**ASSIGNMENT:** Gather every line below where "screenshot" appears.
** GIVEN RECORDS follows **
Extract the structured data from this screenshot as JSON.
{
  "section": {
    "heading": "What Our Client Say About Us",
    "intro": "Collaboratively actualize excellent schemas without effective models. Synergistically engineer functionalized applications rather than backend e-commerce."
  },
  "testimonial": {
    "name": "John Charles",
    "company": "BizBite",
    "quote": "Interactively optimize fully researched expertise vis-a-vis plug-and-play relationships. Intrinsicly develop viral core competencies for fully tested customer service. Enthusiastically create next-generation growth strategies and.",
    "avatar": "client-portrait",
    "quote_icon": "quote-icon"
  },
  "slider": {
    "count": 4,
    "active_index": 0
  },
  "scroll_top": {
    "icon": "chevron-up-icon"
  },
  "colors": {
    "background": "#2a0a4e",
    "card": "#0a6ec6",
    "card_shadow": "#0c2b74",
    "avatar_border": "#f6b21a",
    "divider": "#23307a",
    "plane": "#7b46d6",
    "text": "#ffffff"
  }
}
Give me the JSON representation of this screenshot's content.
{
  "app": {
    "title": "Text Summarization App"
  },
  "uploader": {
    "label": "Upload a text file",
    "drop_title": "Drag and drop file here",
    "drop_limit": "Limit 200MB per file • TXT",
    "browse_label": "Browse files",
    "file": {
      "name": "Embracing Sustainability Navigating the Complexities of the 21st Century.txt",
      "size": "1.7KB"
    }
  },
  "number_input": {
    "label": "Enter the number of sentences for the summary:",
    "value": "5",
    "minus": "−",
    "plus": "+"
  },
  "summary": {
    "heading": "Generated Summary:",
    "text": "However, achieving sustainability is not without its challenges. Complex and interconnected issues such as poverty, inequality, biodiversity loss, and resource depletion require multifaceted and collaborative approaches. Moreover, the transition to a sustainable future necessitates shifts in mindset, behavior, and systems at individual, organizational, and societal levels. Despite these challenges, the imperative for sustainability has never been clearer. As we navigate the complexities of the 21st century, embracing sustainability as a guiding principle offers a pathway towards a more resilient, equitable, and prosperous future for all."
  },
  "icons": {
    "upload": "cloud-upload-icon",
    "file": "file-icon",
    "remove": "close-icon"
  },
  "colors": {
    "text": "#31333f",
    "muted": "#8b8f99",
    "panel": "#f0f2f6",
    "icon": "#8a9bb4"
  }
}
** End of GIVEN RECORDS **
**RESULT BELOW:**
Extract the structured data from this screenshot as JSON.
Give me the JSON representation of this screenshot's content.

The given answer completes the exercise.